Father-and-son authors John and Zachary Hilpert trace Mississippi presidential visits from McKinley to Barack Obama. They go far beyond mere itineraries, however, to tell stories enriched with historical context, presidents’ remarks, interactions with citizens and behind-the-scenes details.

“Campaigns and Hurricanes” presents an entertaining, readable and revealing way to experience both Mississippi and U.S. history through these presidential encounters.

Discovering Cat Island
By John Cuevas; photographs by Jason Taylor; $40, hardcover

One of the most significant historic sites along the Mississippi Gulf Coast lies just offshore. From land it appears as a dark smudge on the horizon. Up close, however, Cat Island is a stunningly beautiful wilderness with a colorful history that dates back centuries.

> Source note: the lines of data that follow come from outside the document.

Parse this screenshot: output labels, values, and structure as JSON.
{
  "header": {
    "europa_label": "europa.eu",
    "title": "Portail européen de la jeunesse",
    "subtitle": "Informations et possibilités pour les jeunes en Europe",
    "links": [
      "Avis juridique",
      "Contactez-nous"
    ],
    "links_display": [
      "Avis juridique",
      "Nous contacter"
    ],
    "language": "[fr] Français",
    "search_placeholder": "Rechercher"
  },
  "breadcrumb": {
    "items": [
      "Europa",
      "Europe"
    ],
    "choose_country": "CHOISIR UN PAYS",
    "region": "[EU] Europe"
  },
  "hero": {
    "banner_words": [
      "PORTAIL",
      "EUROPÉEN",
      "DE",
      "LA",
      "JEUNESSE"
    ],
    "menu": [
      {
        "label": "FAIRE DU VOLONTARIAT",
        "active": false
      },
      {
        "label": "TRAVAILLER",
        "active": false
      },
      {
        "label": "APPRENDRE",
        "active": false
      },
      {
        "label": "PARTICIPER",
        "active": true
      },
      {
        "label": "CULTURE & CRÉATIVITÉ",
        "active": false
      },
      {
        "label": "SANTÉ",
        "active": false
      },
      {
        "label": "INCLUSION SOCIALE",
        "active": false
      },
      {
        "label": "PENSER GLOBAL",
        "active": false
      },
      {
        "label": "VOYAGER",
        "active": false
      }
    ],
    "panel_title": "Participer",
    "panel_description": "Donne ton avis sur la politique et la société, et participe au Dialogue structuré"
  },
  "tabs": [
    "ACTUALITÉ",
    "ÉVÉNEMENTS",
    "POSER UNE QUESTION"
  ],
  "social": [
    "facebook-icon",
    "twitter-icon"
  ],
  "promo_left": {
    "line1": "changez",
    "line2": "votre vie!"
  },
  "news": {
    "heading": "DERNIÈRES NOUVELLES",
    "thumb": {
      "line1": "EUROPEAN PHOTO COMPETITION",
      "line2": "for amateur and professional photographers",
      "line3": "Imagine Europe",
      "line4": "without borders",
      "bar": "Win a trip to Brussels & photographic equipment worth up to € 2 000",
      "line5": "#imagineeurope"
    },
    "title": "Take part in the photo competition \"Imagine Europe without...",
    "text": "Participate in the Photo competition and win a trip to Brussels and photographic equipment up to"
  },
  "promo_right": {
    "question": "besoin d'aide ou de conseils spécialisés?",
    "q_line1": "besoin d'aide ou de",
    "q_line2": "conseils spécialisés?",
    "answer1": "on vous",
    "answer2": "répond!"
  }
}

“Discovering Cat Island” explores that history and beauty, starting with the first sighting by French explorers in 1699 (who mistook the raccoons for wild cats, hence the name) and continuing through the Deepwater Horizon oil spill of 2010.

There are stories of pirates and buried treasure, mutiny, pioneer families, Al Capone’s rumrunners, Pineywoods cattle, military attacks, fishing, flying saucers, lighthouses, a top-secret dog training camp during World War II and much more.

The island’s diverse landscapes, animals, birds and marine life come alive in the book’s 160 black-and-white photographs.

“Discovering Cat Island” is a high-quality coffee table book that will appeal to those interested in Mississippi history, gulf island natural history and fine photography.

Site designed by Marketing Alliance, Inc.